▶ _TO DO_:
Exact copy, no pictures: reproduce every record below as it stands.

[Entries from a dataset of interfaces]

--*--

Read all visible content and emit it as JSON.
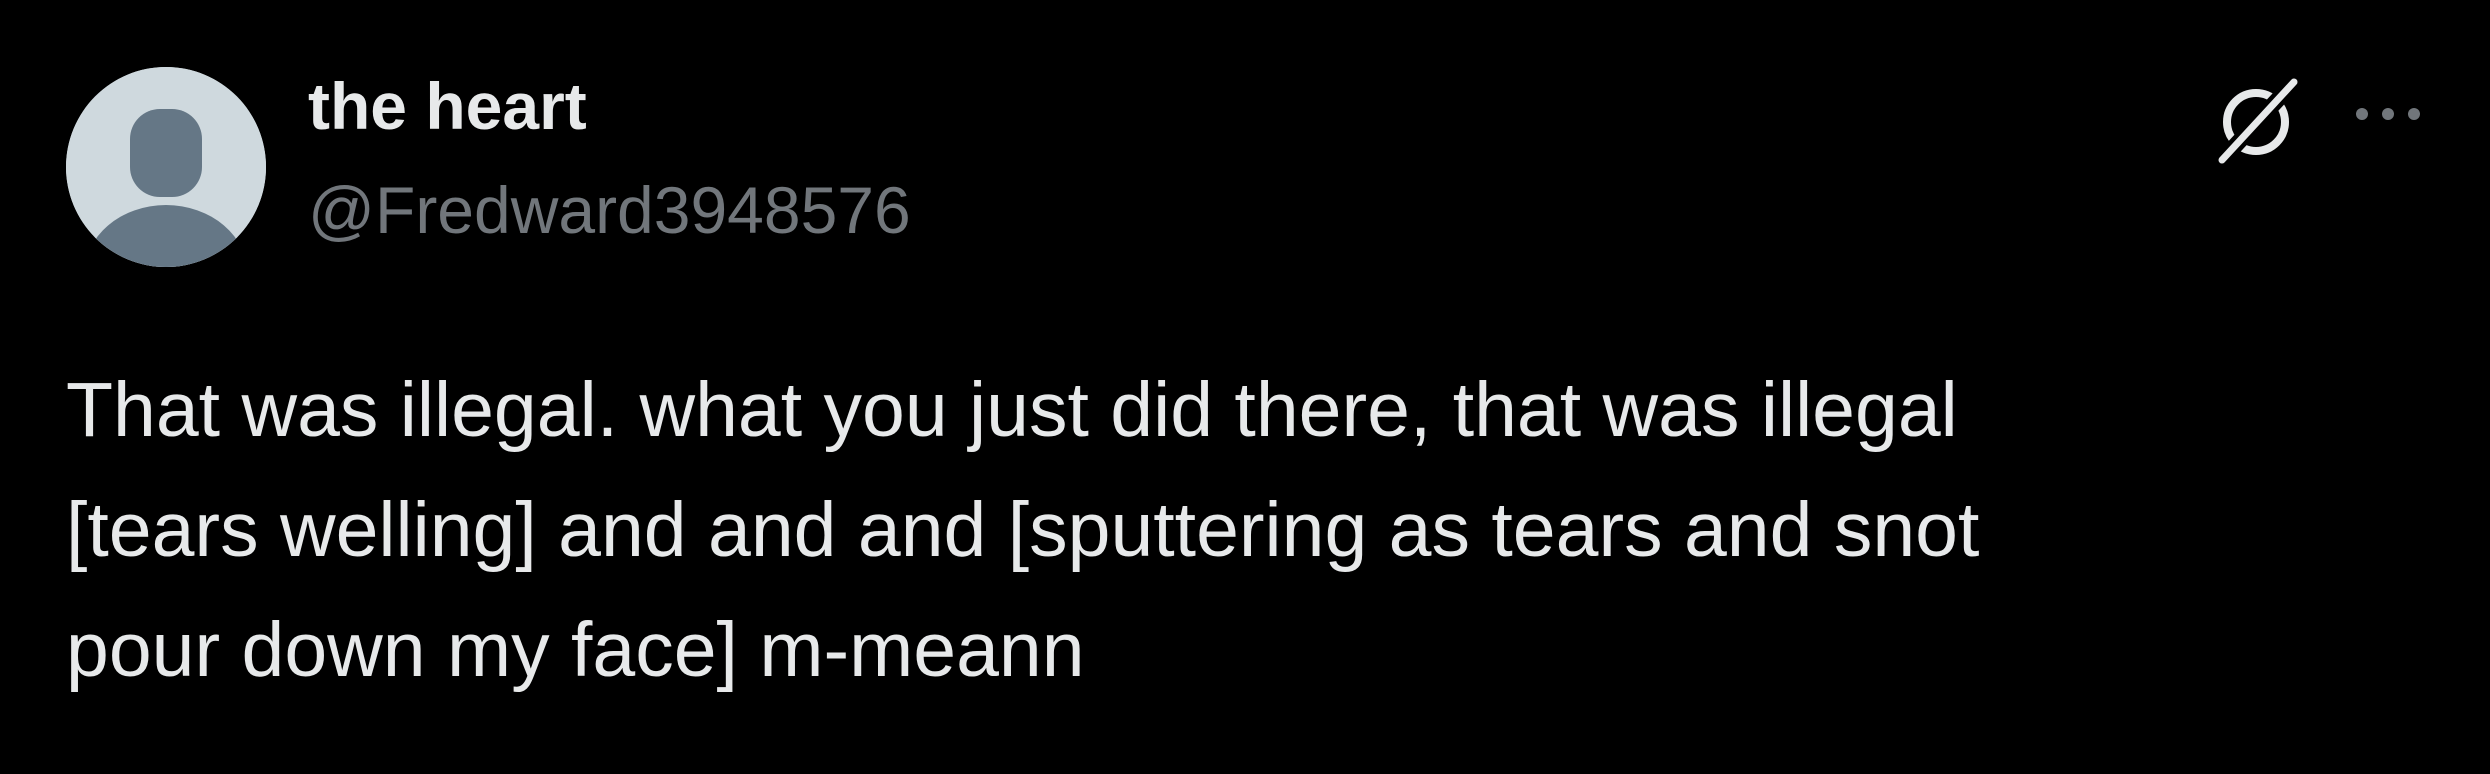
{
  "tweet": {
    "author": {
      "display_name": "the heart",
      "handle": "@Fredward3948576",
      "avatar_icon": "default-avatar-icon"
    },
    "text_lines": [
      "That was illegal. what you just did there, that was illegal",
      "[tears welling] and and and [sputtering as tears and snot",
      "pour down my face] m-meann"
    ],
    "icons": {
      "grok": "grok-icon",
      "more": "more-options-icon"
    }
  },
  "colors": {
    "background": "#000000",
    "primary_text": "#e7e9ea",
    "secondary_text": "#71767b",
    "avatar_bg": "#cfd9de",
    "avatar_figure": "#657786"
  }
}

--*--

▶ _ANSWER SECTION_:
Read all visible content and emit it as JSON.
{
  "tweet": {
    "author": {
      "display_name": "the heart",
      "handle": "@Fredward3948576",
      "avatar_icon": "default-avatar-icon"
    },
    "text_lines": [
      "That was illegal. what you just did there, that was illegal",
      "[tears welling] and and and [sputtering as tears and snot",
      "pour down my face] m-meann"
    ],
    "icons": {
      "grok": "grok-icon",
      "more": "more-options-icon"
    }
  },
  "colors": {
    "background": "#000000",
    "primary_text": "#e7e9ea",
    "secondary_text": "#71767b",
    "avatar_bg": "#cfd9de",
    "avatar_figure": "#657786"
  }
}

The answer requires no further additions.